Adult sheep have 32 teeth (tooth formula I:0/3 C:0/1 P:3/3 M:3/3). The cutting teeth are located at an obtuse angle to jaw — such a structure allows the animals to more effectively bite grass in comparison to other herbivores. Bicuspid and premolars together form wide surface at the back portion of the mouth – sheep chew grass using these teeth. The development of teeth occurs gradually: initial milk teeth and regular teeth start appearing after a year or 1 ˝ years and start to be replaced with constants, and all the process of change comes to an end only on the fourth year of a life.
All sheep possess good hearing and are sensitive to noise. The lateral position of the eyes and the horizontally extended pupils increase the coverage angle up to approximately 270° - 320° which allows animals to look back without turning the head (dense wool can reduce the coverage angle). However, spatial sight is not sufficiently developed in sheep — shadows and pits in the ground can put the brakes on the movement of the animals. On the whole, sheep avoid shadow areas and prefer open and well illuminated places.

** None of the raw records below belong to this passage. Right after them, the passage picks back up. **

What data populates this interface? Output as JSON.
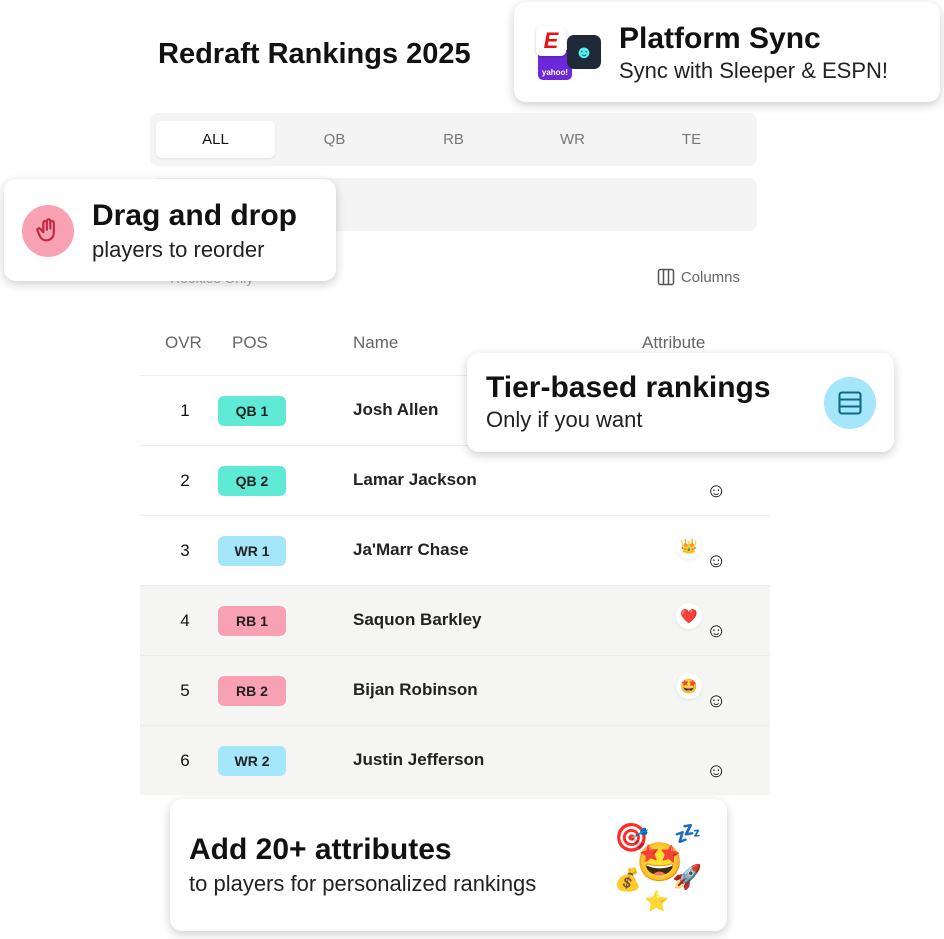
{
  "page": {
    "title": "Redraft Rankings 2025"
  },
  "tabs": [
    {
      "label": "ALL",
      "active": true
    },
    {
      "label": "QB"
    },
    {
      "label": "RB"
    },
    {
      "label": "WR"
    },
    {
      "label": "TE"
    }
  ],
  "filters": {
    "rookies_label": "Rookies Only",
    "columns_label": "Columns"
  },
  "table": {
    "headers": {
      "ovr": "OVR",
      "pos": "POS",
      "name": "Name",
      "attribute": "Attribute"
    },
    "rows": [
      {
        "ovr": "1",
        "pos": "QB 1",
        "name": "Josh Allen",
        "pos_color": "#5eead4",
        "attribute": ""
      },
      {
        "ovr": "2",
        "pos": "QB 2",
        "name": "Lamar Jackson",
        "pos_color": "#5eead4",
        "attribute": ""
      },
      {
        "ovr": "3",
        "pos": "WR 1",
        "name": "Ja'Marr Chase",
        "pos_color": "#a5e6fb",
        "attribute": "👑"
      },
      {
        "ovr": "4",
        "pos": "RB 1",
        "name": "Saquon Barkley",
        "pos_color": "#f7a1b3",
        "attribute": "❤️"
      },
      {
        "ovr": "5",
        "pos": "RB 2",
        "name": "Bijan Robinson",
        "pos_color": "#f7a1b3",
        "attribute": "🤩"
      },
      {
        "ovr": "6",
        "pos": "WR 2",
        "name": "Justin Jefferson",
        "pos_color": "#a5e6fb",
        "attribute": ""
      }
    ]
  },
  "callouts": {
    "sync": {
      "title": "Platform Sync",
      "subtitle": "Sync with Sleeper & ESPN!",
      "logos": [
        "ESPN",
        "yahoo!",
        "Sleeper"
      ]
    },
    "drag": {
      "title": "Drag and drop",
      "subtitle": "players to reorder",
      "icon": "hand-icon"
    },
    "tier": {
      "title": "Tier-based rankings",
      "subtitle": "Only if you want",
      "icon": "rows-icon"
    },
    "attributes": {
      "title": "Add 20+ attributes",
      "subtitle": "to players for personalized rankings",
      "emojis": [
        "🎯",
        "💤",
        "🤩",
        "💰",
        "🚀",
        "⭐"
      ]
    }
  }
}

The horns are well developed in the majority of male breeds — they are spirally twisted with terminations outside and lateral protuberances. Even female animals have small sized horns. The color varies depending on the breed — from milky-white to dark-brown and black. Sheep with thin wool are usually white. Sheep with coarse wool has two layers of wool —first, the downy under-fur consists of fine fibers with a diameter of about 25 microns and the second layer of more massive fibers with a diameter of up to 100—200 microns. In fine-fleeced sheep, the wool consists only of the first layer. The length of the fibers constitute from 5—9 cm in fine-fleeced breeds and up to 10—15 cm in coarse wool animals.